    The bible has just given us the answer as to what She’ol is, the pit, the hole where someone is buried, the definition of She’ol is the entire region or resting place of all the dead people that have died since the begining. Job knew that, and he asked God to take his life until his wrath turns away because Job was in agony.

    She’ol is a place of inactivity.
    Ecclesiastes 9:5-6
    ” For the living are conscious that they will die, but as for the dead, they are conscious of nothing at all, neither do they anymore have wages, because the remembrance of them has been forgotten.
    Also, their love and their hate and their jealousy have already perished, and they have no portion anymore to time indefinite in anything that has to be done under the sun”

    And in what state is She’ol in?
    Ecclesiastes 9:10
    ” All that your hand finds to do, do with your very power, for there is no work nor devising nor knowledge nor wisdom in She’ol the place to which you are going”

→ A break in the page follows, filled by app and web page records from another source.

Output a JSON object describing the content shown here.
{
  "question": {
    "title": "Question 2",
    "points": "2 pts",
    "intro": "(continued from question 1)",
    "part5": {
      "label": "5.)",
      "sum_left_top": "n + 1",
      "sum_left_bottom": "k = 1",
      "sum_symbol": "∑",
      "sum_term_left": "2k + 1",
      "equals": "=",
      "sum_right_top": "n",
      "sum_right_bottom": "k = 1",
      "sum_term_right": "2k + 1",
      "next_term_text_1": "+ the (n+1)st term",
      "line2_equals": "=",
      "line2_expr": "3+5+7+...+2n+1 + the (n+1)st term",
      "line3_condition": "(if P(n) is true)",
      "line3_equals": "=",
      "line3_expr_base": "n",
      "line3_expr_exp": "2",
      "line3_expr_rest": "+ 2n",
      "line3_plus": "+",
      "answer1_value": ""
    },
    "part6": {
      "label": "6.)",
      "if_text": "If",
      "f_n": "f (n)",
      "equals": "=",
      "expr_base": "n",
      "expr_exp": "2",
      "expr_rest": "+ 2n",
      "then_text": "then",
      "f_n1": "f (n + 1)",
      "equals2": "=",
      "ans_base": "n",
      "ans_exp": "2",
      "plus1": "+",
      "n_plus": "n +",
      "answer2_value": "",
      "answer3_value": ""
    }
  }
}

    That is the description that the bible gives on what She’ol’s status is, for a place of torment there seems to be absolutely nothing going on there.
    That’s why is says to do whatever you wish to do with your very hands, meaning while your still alive, because in She’ol there is nothing, because while you are dead you are not conscious.

  • Crimson

    I personally don’t believe in hell, but i do believe that you have to pay for your sins by waiting in purgatory like a prison sentence depending on what you have done in your life.

    • 1WAY2HIM

      You need to get you a kjv/nkjv Bible and READ IT!!!! Whats the point of
      Christ dying for our sins if everyone gets to go to heaven anyway???
      That wouldn’t be just… and God is!!!


CLOSE | X

HIDE | X